Baby rhinos are some of the sweetest creatures on earth. Watching them interact with their caregivers is reminiscent of the way a puppy romps around with their boy, never far from their heels and nuzzling up against them as the slumber. Over months of dedicated care – baby rhinos need 24/7 companionship – the caregivers and their tiny wards develop a close bond. The young rhinos arrive at the Ol Pejeta Rhino Sanctuary traumatized and often injured after losing their mothers, normally to poaching. This would be a challenging situation in which to care for any little animal, but rhinos have an extra layer of difficulty on top of it. Despite decades of attempted husbandry, orphaned rhinos have a tragically high fail rate when raised in captivity. Humans simply cannot replicate the environment that they would experience in the wild with their mothers. An arsenal of techniques has been carefully crafted to assist in both the behavioral and physical development of a young rhino, but try as we might, we are simply not rhinos ourselves. If a rhino is to survive in the wild, its instincts must be honed, its human bonds – once delicately nurtured – must be broken, and its body must be physically ready for the challenges of wild living.
Enter, Ringo Starr. He arrived at the OPRS in October 2015 weak and severely malnourished after being abandoned by his mother due to illness. The keepers named him after the famous Beatles drummer, an important advocate against rhino poaching. After receiving intensive care from the OPRS staff, Ringo Starr slowly recovered from his rough start to life. This charismatic little rhino went on to steal the hearts of everyone he met with his energetic playfulness and sweet demeanor. He even helped raise the spirits of an older rhino named Sudan whose health had been flagging before Ringo’s arrival. Sadly, in early July Ringo’s health started to decline once again. After several weeks of ‘round the clock care and attention, little Ringo passed away on July 19th with his caregivers by his side. Just like many famous rockstars, his life burned short and bright. The loss was felt deeply not only by the OPRS staff, but also by the millions worldwide who had fallen in love with this playful little rhino.
Every calf counts in this battle against poaching. Conservationists have long debated whether it is better to conserve a whole ecosystem, thus extending benefits to all the inhabitants of a region, or to protect one key species and its habitat (such as rhino), thus creating a trickle-down conservation effect for the rest of the ecosystem. Unfortunately, with rhinos attracting so much unwanted attention from poachers, it is no longer about even conserving one species, it is down to protecting individuals. In the case of Ringo Starr, losing him represented so much more than simply losing another rhino. In his short life, Ringo made a big impression on the world. He was an ambassador for his kind – his adorable antics and sweet personality captured the hearts the millions, shedding light on the dark realities of illegal poaching in Africa.

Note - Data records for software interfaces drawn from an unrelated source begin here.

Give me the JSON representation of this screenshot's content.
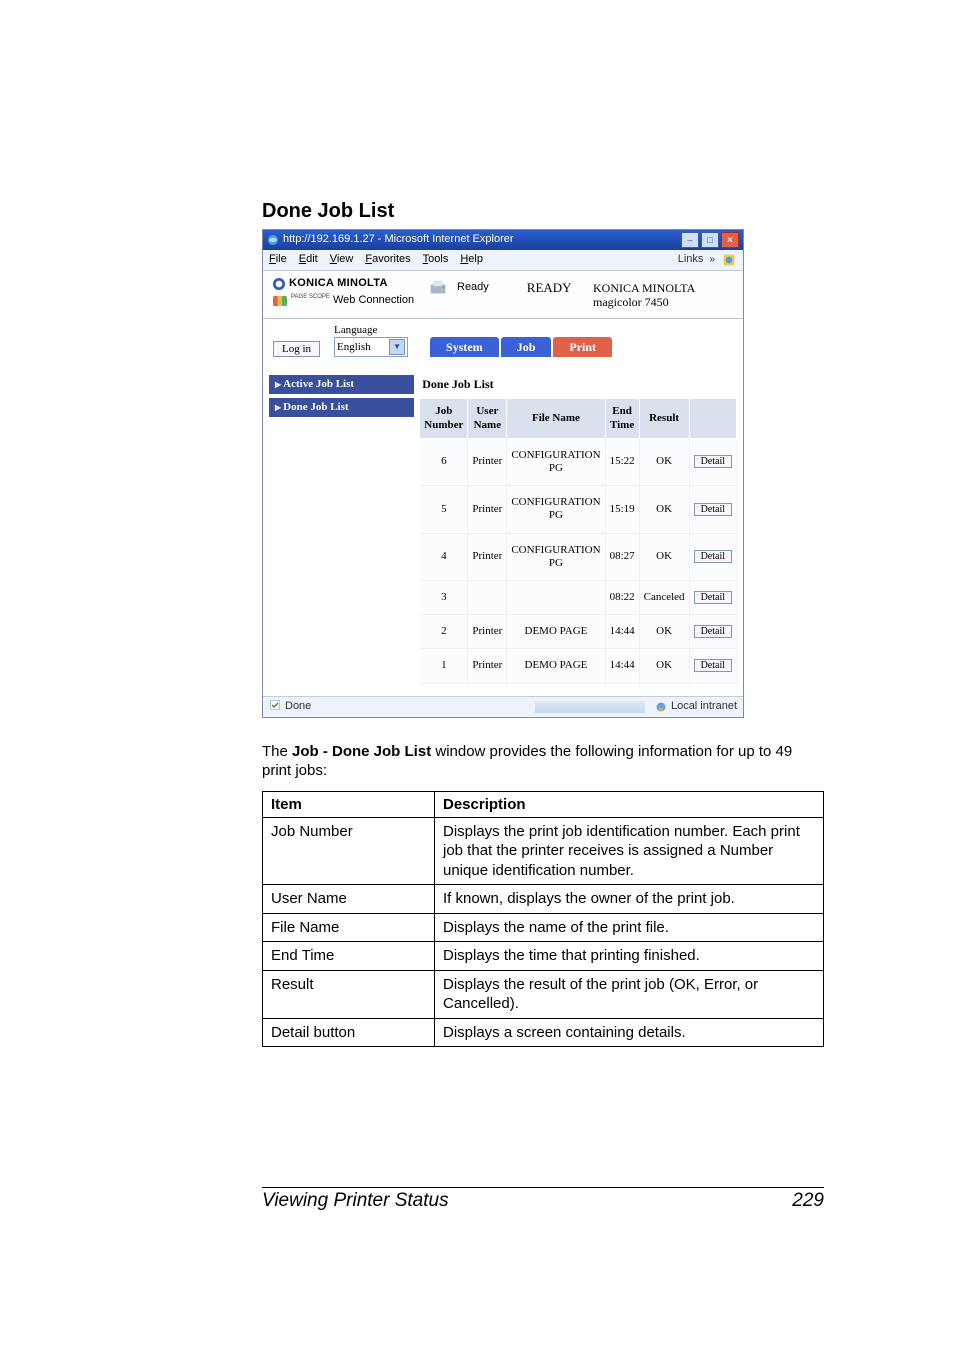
{
  "section_title": "Done Job List",
  "browser": {
    "title": "http://192.169.1.27 - Microsoft Internet Explorer",
    "menu": [
      "File",
      "Edit",
      "View",
      "Favorites",
      "Tools",
      "Help"
    ],
    "links_label": "Links",
    "statusbar_left": "Done",
    "statusbar_right": "Local intranet"
  },
  "header": {
    "brand_line1": "KONICA MINOLTA",
    "brand_line2": "Web Connection",
    "ps_label": "PAGE SCOPE",
    "status_label": "Ready",
    "status_text": "READY",
    "model_line1": "KONICA MINOLTA",
    "model_line2": "magicolor 7450"
  },
  "controls": {
    "login": "Log in",
    "lang_label": "Language",
    "lang_value": "English"
  },
  "tabs": {
    "system": "System",
    "job": "Job",
    "print": "Print"
  },
  "sidebar": {
    "items": [
      {
        "label": "Active Job List"
      },
      {
        "label": "Done Job List"
      }
    ]
  },
  "main": {
    "heading": "Done Job List",
    "columns": {
      "job_number": "Job Number",
      "user_name": "User Name",
      "file_name": "File Name",
      "end_time": "End Time",
      "result": "Result"
    },
    "detail_label": "Detail",
    "rows": [
      {
        "job_number": "6",
        "user_name": "Printer",
        "file_name": "CONFIGURATION PG",
        "end_time": "15:22",
        "result": "OK"
      },
      {
        "job_number": "5",
        "user_name": "Printer",
        "file_name": "CONFIGURATION PG",
        "end_time": "15:19",
        "result": "OK"
      },
      {
        "job_number": "4",
        "user_name": "Printer",
        "file_name": "CONFIGURATION PG",
        "end_time": "08:27",
        "result": "OK"
      },
      {
        "job_number": "3",
        "user_name": "",
        "file_name": "",
        "end_time": "08:22",
        "result": "Canceled"
      },
      {
        "job_number": "2",
        "user_name": "Printer",
        "file_name": "DEMO PAGE",
        "end_time": "14:44",
        "result": "OK"
      },
      {
        "job_number": "1",
        "user_name": "Printer",
        "file_name": "DEMO PAGE",
        "end_time": "14:44",
        "result": "OK"
      }
    ]
  },
  "caption": {
    "prefix": "The ",
    "bold": "Job - Done Job List",
    "suffix": " window provides the following information for up to 49 print jobs:"
  },
  "desc_table": {
    "headers": {
      "item": "Item",
      "description": "Description"
    },
    "rows": [
      {
        "item": "Job Number",
        "description": "Displays the print job identification number. Each print job that the printer receives is assigned a Number unique identification number."
      },
      {
        "item": "User Name",
        "description": "If known, displays the owner of the print job."
      },
      {
        "item": "File Name",
        "description": "Displays the name of the print file."
      },
      {
        "item": "End Time",
        "description": "Displays the time that printing finished."
      },
      {
        "item": "Result",
        "description": "Displays the result of the print job (OK, Error, or Cancelled)."
      },
      {
        "item": "Detail button",
        "description": "Displays a screen containing details."
      }
    ]
  },
  "footer": {
    "title": "Viewing Printer Status",
    "page": "229"
  }
}
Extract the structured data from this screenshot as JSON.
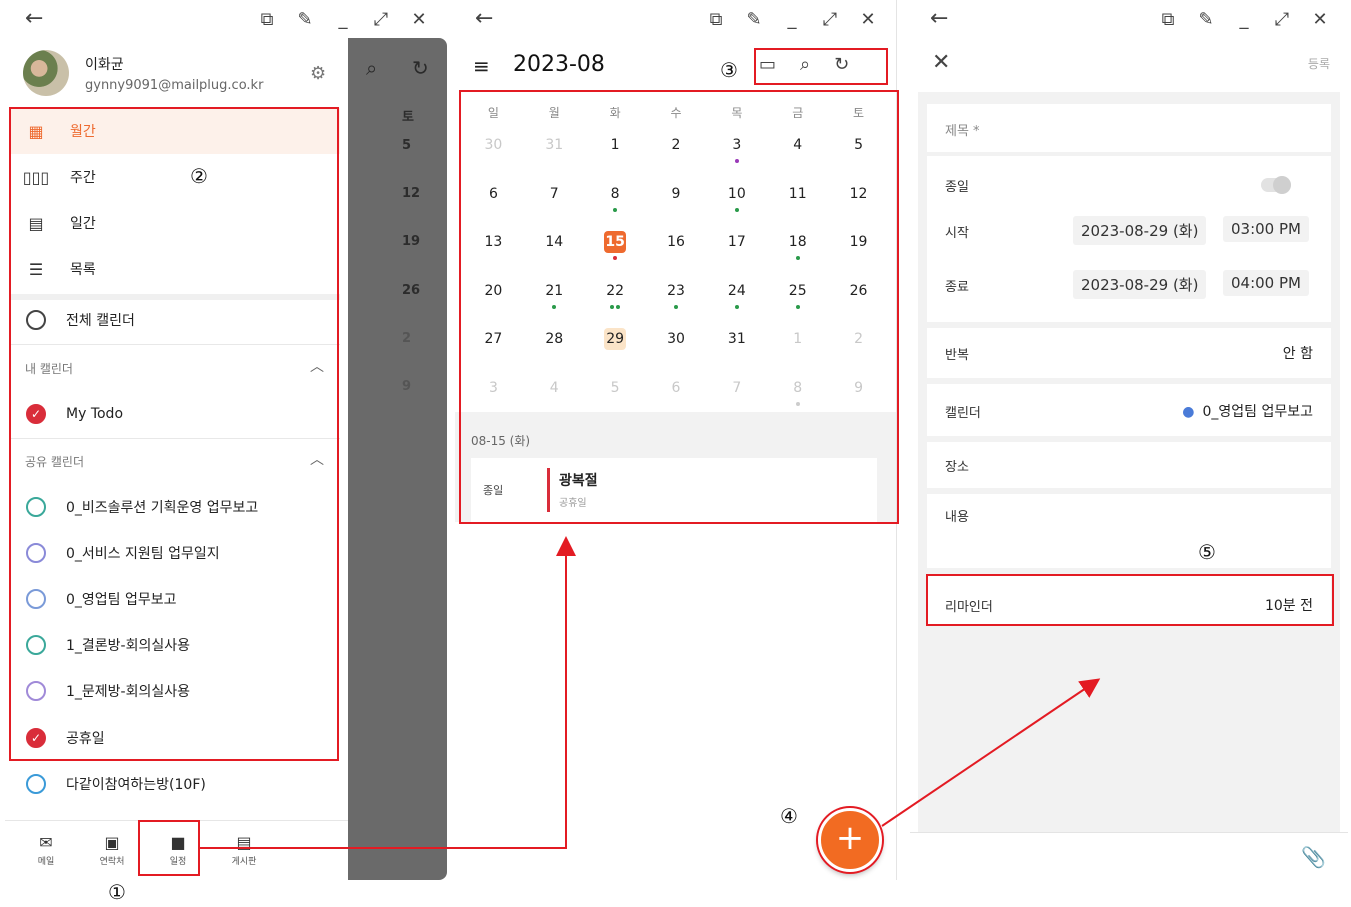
{
  "window": {
    "back": "←",
    "controls": [
      "⧉",
      "✎",
      "_",
      "⤢",
      "✕"
    ]
  },
  "panel1": {
    "profile": {
      "name": "이화균",
      "email": "gynny9091@mailplug.co.kr"
    },
    "views": [
      {
        "icon": "▦",
        "label": "월간"
      },
      {
        "icon": "▯▯▯",
        "label": "주간"
      },
      {
        "icon": "▤",
        "label": "일간"
      },
      {
        "icon": "☰",
        "label": "목록"
      }
    ],
    "all_calendars": "전체 캘린더",
    "my_calendars_header": "내 캘린더",
    "my_calendars": [
      {
        "label": "My Todo",
        "checked": true,
        "color": "#d92d3a"
      }
    ],
    "shared_header": "공유 캘린더",
    "shared_calendars": [
      {
        "label": "0_비즈솔루션 기획운영 업무보고",
        "color": "#3aa89a",
        "checked": false
      },
      {
        "label": "0_서비스 지원팀 업무일지",
        "color": "#8a8ad8",
        "checked": false
      },
      {
        "label": "0_영업팀 업무보고",
        "color": "#7a9ad8",
        "checked": false
      },
      {
        "label": "1_결론방-회의실사용",
        "color": "#3aa89a",
        "checked": false
      },
      {
        "label": "1_문제방-회의실사용",
        "color": "#a08ad8",
        "checked": false
      },
      {
        "label": "공휴일",
        "color": "#d92d3a",
        "checked": true
      },
      {
        "label": "다같이참여하는방(10F)",
        "color": "#3a9ad8",
        "checked": false
      }
    ],
    "bottom_nav": [
      {
        "icon": "✉",
        "label": "메일"
      },
      {
        "icon": "▣",
        "label": "연락처"
      },
      {
        "icon": "■",
        "label": "일정"
      },
      {
        "icon": "▤",
        "label": "게시판"
      }
    ],
    "behind": {
      "days": [
        "토",
        "5",
        "12",
        "19",
        "26",
        "2",
        "9"
      ]
    }
  },
  "panel2": {
    "title": "2023-08",
    "weekdays": [
      "일",
      "월",
      "화",
      "수",
      "목",
      "금",
      "토"
    ],
    "weeks": [
      [
        "30",
        "31",
        "1",
        "2",
        "3",
        "4",
        "5"
      ],
      [
        "6",
        "7",
        "8",
        "9",
        "10",
        "11",
        "12"
      ],
      [
        "13",
        "14",
        "15",
        "16",
        "17",
        "18",
        "19"
      ],
      [
        "20",
        "21",
        "22",
        "23",
        "24",
        "25",
        "26"
      ],
      [
        "27",
        "28",
        "29",
        "30",
        "31",
        "1",
        "2"
      ],
      [
        "3",
        "4",
        "5",
        "6",
        "7",
        "8",
        "9"
      ]
    ],
    "selected_date": "08-15 (화)",
    "event": {
      "tag": "종일",
      "title": "광복절",
      "subtitle": "공휴일"
    }
  },
  "panel3": {
    "save": "등록",
    "title_label": "제목 *",
    "allday_label": "종일",
    "start_label": "시작",
    "start_date": "2023-08-29 (화)",
    "start_time": "03:00 PM",
    "end_label": "종료",
    "end_date": "2023-08-29 (화)",
    "end_time": "04:00 PM",
    "repeat_label": "반복",
    "repeat_value": "안 함",
    "calendar_label": "캘린더",
    "calendar_value": "0_영업팀 업무보고",
    "place_label": "장소",
    "content_label": "내용",
    "reminder_label": "리마인더",
    "reminder_value": "10분 전"
  },
  "annotations": {
    "n1": "①",
    "n2": "②",
    "n3": "③",
    "n4": "④",
    "n5": "⑤"
  },
  "colors": {
    "accent": "#ee6a2f",
    "annotation": "#e31b23"
  }
}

Despite the notorious difficulty of raising orphaned rhino calves, it is so vitally important for the preservation of the species. With great challenge comes great reward. We applaud the efforts of all those who dedicate their lives to saving rhinos – both young and old, both captive and wild. It is a task that takes physical, mental, and above all else emotional stamina. Without their tireless efforts, the future of wild rhinos would be even more uncertain than it already is. If you would like to join the efforts, you can simply make a donation (links to suggested organizations below), or you can get in touch with us here at Mango Safaris to learn how you can get more involved by putting your tourism dollars to work for conservation.
Check out one of our rhino conservation trips.
Or make a donation to one of our preferred rhino conservation projects:
Image courtesy of Ol Pejeta Conservancy. Photos of Ringo & his keeper by James Suter.